Marine bacteria detected in fish samples
A large number of fish in 44 farms have died due to the infection, causing frustration among fish farmers. Humans can get infected by consuming undercooked seafood or exposing an open wound to sea water.
15th October 2014;
A marine bacteria, Vibrio, has been detected in fish samples taken from Singapore’s coastal fish farms.
While Vibrio is found naturally in tropical marine environments, humans can get infected by consuming undercooked seafood or exposing an open wound to sea water. Diarrhoea, vomiting and fever are some symptoms of the infection.
Experts say warm weather and rising sea surface temperatures have led to the rapid growth of marine micro-organisms, which release toxins that kill the fish. A large number of fish in 44 farms have died due to the infection, causing frustration among fish farmers.
Singapore Marine Aquaculture Cooperative Chairman Phillip Lim said two farms in Lim Chu Kang lost about 60 tonnes of fish to Vibrio, and his own farm has also been affected. “I started with 8,000 fish. I’m only left with 200 to 300-plus fish,” he said. The infection was discovered when they sent samples to the Agri-Food and Veterinary Authority of Singapore for examination.
“For us, as farmers, we don’t have the equipment, so we need more professional help on that, to advise us what to do about all this.

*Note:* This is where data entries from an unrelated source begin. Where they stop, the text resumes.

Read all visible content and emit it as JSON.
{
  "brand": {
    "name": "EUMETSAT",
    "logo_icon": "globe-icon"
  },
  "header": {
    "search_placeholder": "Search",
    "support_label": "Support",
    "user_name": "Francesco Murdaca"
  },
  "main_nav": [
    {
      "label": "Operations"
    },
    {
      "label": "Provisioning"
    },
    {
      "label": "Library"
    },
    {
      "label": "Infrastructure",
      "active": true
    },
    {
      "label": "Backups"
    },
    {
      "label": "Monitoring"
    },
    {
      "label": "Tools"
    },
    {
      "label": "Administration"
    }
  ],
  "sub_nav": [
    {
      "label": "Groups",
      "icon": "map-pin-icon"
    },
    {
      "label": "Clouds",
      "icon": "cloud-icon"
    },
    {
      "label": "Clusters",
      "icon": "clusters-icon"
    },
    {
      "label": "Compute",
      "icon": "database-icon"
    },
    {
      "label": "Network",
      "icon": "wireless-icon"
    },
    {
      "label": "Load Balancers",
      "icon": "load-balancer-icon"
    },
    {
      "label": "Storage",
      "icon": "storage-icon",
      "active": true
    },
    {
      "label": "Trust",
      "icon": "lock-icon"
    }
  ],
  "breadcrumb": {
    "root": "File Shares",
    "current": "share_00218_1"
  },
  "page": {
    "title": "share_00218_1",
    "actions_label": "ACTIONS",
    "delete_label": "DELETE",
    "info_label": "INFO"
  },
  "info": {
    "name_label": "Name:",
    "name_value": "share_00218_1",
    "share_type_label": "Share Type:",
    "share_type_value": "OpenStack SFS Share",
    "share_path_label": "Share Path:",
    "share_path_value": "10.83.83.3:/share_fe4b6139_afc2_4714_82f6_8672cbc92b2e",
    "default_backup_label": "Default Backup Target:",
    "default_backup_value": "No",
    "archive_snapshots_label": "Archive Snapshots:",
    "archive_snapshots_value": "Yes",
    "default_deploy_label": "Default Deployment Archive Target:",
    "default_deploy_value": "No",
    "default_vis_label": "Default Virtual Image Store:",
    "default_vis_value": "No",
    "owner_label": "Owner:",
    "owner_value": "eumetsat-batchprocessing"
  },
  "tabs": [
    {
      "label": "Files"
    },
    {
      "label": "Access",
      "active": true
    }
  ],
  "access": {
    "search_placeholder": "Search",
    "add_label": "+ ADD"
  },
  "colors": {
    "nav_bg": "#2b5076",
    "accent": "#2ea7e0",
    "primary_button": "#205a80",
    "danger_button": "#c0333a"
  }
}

Because Vibrio can also infect humans, so it is quite dangerous.” Mr Lim said stress might have killed the fish as well.
While dead fish are disposed of, those still alive are sold at local markets. The public is urged to ensure the fish is fully cooked, before consuming them.
Source: Channel NewsAsia
The fish in the photo is possibly a young White Tamban (Sardinella albella), which is not raised in farms. A rather weird choice of species to illustrate an article about fishes in farms dying from disease.